The solution is not, as might be supposed, to recruit more priests from overseas: "I don't think we should have Ethiopian priests filling parishes in Liverpool." But there is perhaps a solution that is yet to be fully tapped. "We're not short of priests, we're short of ministry," Fr O'Keefe says. "We are being seriously challenged to look at collaborative ministry, shifting resources used by priests to the rest of the parish. We have the resources to cope — and to flourish."
Bishop Griffiths offers another perspective: "It may be that the Holy Spirit is taking a greater role in the Church, creating a new, richer, more mature and humbler Church."

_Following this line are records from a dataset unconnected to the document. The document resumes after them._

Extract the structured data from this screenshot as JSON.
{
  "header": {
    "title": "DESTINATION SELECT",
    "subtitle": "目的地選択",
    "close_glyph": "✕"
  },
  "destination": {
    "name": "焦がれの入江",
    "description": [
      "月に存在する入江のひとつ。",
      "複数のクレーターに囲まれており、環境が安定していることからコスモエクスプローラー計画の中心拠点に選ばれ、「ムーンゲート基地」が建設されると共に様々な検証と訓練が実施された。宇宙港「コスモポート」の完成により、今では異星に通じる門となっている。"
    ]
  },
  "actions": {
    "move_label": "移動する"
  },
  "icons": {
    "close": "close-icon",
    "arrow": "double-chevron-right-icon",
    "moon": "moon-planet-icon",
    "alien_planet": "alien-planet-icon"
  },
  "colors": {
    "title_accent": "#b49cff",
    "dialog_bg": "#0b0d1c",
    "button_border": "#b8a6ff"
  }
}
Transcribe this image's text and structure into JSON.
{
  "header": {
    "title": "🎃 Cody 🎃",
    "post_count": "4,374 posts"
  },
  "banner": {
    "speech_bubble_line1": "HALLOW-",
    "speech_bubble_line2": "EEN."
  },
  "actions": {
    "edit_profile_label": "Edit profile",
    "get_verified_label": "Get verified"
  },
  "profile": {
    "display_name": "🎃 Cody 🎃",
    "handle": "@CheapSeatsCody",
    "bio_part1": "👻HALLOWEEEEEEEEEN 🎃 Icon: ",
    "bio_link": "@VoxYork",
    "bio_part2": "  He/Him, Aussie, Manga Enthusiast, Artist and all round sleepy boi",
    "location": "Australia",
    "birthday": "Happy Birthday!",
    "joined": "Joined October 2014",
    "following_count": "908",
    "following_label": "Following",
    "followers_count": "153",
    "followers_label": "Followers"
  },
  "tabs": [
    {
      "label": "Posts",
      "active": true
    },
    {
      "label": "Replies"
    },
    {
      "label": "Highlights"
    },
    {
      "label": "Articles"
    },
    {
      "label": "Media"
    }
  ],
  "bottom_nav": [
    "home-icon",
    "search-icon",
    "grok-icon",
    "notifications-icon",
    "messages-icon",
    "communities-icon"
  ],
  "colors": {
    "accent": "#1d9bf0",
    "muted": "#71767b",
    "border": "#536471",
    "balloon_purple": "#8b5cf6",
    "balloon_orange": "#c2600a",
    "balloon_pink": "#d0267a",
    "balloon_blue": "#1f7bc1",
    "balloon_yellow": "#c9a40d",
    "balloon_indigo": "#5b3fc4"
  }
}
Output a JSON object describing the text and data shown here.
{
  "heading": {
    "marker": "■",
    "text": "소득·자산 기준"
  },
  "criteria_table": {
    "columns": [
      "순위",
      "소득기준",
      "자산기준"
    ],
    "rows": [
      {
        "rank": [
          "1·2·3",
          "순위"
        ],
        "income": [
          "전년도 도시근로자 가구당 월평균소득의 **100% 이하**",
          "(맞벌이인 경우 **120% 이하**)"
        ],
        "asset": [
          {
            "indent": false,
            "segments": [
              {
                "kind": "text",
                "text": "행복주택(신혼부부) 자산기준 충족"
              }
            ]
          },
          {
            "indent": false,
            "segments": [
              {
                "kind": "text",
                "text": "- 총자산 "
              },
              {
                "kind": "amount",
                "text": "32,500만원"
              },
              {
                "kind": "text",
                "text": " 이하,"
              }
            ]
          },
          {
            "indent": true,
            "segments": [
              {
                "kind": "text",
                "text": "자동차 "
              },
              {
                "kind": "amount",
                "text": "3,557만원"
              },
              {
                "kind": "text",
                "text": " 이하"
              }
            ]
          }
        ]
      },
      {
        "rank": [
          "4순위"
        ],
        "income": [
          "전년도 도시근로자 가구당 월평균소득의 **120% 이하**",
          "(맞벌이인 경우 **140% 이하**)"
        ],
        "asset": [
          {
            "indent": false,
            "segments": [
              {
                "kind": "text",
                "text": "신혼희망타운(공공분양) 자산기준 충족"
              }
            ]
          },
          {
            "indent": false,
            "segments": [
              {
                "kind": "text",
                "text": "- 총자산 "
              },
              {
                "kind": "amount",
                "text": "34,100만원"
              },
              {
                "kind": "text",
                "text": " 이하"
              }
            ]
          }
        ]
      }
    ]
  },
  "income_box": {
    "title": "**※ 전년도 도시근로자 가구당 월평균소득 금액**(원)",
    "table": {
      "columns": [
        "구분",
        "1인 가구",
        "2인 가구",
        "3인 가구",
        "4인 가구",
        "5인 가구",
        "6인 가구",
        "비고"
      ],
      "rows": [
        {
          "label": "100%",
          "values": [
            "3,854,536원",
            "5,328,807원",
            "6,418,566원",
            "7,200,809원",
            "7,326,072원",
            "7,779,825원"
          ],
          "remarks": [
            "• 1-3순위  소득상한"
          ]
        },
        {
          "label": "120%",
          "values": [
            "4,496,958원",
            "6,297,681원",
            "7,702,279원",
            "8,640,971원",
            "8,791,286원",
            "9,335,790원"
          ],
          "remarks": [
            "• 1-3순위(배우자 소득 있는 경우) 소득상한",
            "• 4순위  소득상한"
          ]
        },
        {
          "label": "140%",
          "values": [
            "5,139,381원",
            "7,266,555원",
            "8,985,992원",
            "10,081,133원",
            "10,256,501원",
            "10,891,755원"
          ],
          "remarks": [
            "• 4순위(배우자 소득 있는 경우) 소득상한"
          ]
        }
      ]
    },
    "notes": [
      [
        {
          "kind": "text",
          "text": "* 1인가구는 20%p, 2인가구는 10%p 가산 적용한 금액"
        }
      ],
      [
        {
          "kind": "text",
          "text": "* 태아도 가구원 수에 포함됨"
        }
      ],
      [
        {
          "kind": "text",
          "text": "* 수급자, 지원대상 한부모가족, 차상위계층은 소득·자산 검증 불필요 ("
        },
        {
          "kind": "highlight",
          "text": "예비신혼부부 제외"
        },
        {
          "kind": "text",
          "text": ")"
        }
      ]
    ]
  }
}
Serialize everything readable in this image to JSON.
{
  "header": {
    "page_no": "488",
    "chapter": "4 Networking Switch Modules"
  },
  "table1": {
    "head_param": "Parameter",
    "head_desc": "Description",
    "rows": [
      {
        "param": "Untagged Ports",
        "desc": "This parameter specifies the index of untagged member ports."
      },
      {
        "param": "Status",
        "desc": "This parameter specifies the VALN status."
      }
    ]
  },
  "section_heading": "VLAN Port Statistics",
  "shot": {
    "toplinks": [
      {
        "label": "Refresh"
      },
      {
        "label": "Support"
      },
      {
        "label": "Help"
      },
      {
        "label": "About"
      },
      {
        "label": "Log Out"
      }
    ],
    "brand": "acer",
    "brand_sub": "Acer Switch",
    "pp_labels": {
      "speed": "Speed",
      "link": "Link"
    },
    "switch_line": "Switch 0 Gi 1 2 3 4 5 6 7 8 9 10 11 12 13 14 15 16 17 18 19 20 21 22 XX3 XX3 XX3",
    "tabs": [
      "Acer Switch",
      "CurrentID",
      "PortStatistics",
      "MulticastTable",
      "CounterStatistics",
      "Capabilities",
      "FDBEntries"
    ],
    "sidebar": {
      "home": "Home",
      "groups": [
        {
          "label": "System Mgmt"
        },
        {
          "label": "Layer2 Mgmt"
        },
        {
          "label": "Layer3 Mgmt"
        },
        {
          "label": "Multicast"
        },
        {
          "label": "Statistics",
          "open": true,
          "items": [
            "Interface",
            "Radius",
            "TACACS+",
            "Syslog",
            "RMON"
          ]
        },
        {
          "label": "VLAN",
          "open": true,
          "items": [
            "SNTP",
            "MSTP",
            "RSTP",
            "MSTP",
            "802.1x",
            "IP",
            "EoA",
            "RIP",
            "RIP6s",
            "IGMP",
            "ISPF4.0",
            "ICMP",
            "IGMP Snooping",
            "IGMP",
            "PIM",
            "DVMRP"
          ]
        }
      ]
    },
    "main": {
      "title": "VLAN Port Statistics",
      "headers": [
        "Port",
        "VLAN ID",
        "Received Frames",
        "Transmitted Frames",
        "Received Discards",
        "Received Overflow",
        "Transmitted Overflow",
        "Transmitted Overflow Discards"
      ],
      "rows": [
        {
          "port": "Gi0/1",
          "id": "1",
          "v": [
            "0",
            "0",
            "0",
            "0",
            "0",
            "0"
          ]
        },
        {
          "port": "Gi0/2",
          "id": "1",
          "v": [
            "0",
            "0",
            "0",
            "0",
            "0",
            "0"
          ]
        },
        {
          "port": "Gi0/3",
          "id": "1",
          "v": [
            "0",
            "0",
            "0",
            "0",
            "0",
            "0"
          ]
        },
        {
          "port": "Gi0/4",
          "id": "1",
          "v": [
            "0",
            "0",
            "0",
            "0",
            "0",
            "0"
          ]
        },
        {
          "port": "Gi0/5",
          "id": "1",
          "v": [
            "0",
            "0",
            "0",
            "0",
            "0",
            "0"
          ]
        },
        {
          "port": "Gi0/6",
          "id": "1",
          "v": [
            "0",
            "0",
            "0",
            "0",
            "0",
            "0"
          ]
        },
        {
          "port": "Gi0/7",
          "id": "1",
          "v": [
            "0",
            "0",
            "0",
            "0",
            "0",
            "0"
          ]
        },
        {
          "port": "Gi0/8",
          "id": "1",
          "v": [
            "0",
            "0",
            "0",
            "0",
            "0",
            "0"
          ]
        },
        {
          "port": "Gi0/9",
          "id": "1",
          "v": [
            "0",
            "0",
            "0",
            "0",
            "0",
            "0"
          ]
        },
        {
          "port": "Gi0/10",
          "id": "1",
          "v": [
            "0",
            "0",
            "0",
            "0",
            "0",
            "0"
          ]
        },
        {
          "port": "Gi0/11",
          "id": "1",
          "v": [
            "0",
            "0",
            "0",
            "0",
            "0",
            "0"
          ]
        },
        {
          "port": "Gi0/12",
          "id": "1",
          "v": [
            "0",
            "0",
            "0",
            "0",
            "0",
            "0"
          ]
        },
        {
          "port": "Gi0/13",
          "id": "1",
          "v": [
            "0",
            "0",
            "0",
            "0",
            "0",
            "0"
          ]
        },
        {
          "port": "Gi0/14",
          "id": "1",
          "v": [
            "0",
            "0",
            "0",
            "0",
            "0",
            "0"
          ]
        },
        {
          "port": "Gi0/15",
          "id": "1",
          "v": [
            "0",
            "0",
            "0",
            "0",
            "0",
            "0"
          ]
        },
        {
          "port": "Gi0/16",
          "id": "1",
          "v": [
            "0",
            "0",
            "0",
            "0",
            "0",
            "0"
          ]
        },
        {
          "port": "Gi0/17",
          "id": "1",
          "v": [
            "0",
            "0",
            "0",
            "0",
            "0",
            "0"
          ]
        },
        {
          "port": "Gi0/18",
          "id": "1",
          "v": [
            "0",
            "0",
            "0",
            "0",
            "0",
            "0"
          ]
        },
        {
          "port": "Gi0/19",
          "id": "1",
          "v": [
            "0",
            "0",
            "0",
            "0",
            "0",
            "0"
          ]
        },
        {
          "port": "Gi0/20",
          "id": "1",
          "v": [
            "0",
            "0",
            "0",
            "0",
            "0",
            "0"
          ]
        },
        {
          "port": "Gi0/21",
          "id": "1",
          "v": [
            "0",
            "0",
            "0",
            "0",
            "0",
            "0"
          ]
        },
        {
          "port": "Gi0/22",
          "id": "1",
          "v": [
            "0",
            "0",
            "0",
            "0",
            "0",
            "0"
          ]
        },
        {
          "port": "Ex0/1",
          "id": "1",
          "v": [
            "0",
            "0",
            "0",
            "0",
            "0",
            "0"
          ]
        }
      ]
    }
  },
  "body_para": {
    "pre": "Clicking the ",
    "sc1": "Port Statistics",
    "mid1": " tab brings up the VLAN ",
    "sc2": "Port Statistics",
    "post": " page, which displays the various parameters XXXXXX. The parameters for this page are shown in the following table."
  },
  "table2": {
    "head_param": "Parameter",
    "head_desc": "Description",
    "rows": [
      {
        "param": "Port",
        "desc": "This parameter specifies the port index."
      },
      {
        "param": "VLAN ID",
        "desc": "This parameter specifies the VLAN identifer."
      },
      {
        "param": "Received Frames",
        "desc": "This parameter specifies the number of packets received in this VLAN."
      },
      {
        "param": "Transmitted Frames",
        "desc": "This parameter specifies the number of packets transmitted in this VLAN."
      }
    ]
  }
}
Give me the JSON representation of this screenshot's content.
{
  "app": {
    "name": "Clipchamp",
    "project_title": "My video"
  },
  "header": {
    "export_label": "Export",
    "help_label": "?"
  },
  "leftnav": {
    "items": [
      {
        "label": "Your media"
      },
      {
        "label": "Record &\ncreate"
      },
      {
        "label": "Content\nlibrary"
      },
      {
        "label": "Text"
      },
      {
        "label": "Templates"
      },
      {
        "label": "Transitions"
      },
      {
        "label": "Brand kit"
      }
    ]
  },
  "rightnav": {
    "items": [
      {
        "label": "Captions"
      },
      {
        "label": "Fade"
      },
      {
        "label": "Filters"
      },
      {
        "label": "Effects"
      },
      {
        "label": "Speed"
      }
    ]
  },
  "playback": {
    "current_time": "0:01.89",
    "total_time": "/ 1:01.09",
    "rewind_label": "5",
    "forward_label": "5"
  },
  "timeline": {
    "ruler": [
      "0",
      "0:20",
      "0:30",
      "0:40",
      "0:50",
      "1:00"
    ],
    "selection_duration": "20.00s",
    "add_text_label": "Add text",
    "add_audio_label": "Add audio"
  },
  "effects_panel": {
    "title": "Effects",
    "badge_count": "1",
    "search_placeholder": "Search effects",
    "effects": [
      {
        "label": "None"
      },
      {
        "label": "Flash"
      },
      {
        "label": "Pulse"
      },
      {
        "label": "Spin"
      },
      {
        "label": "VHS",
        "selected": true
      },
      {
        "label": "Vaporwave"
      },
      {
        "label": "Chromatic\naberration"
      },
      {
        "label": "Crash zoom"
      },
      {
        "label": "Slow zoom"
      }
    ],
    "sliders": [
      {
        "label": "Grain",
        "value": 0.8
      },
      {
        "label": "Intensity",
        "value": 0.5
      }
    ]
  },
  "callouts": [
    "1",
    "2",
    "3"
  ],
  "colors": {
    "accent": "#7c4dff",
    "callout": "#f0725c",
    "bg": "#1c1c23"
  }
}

This is no cop out. Neither priest is suggesting that we leave the church in the hands of busybodies. What they mean is that if we all play a greater part in parish life then the laity will again consider the priesthood a natural option for their offspring.
TODAY'S POTENTIAL student priest is unlikely to be a 16year-old, his mother urging him to live a life of celibacy when what he really wants is to play for Liverpool, a trophy wife and nights out boozing with Gazza. The identikit seminarian is perhaps aged 28. He has three university degrees. He became interested in the priesthood not because he was dragged by the ear to Mass but because he looked up to a particular priest in his parish, school or university.
He visits Lourdes with a group of disabled children. As an undergraduate he joins a prayer group and meets people who open his eyes to, say, human rights abuses in East Timor. He realises that his duty as a Catholic extends beyond his own horizons and that he must consider a vocation to the priesthood. He contacts his parish priest back home and arranges to see him.
He then works with a diocesan priest for a year to consider his suitability. He goes before the daunting diocesan selection advisory conference. A note is sent to his bishop. Psychological and medical tests follow. An interview with his bishop is the final step needed to enter the seminary.
If only there were more like him.
As our ageing priests retire or pass away, the Catholic family grows smaller and the distractions of secular society shriek ever more loudly, we will need them.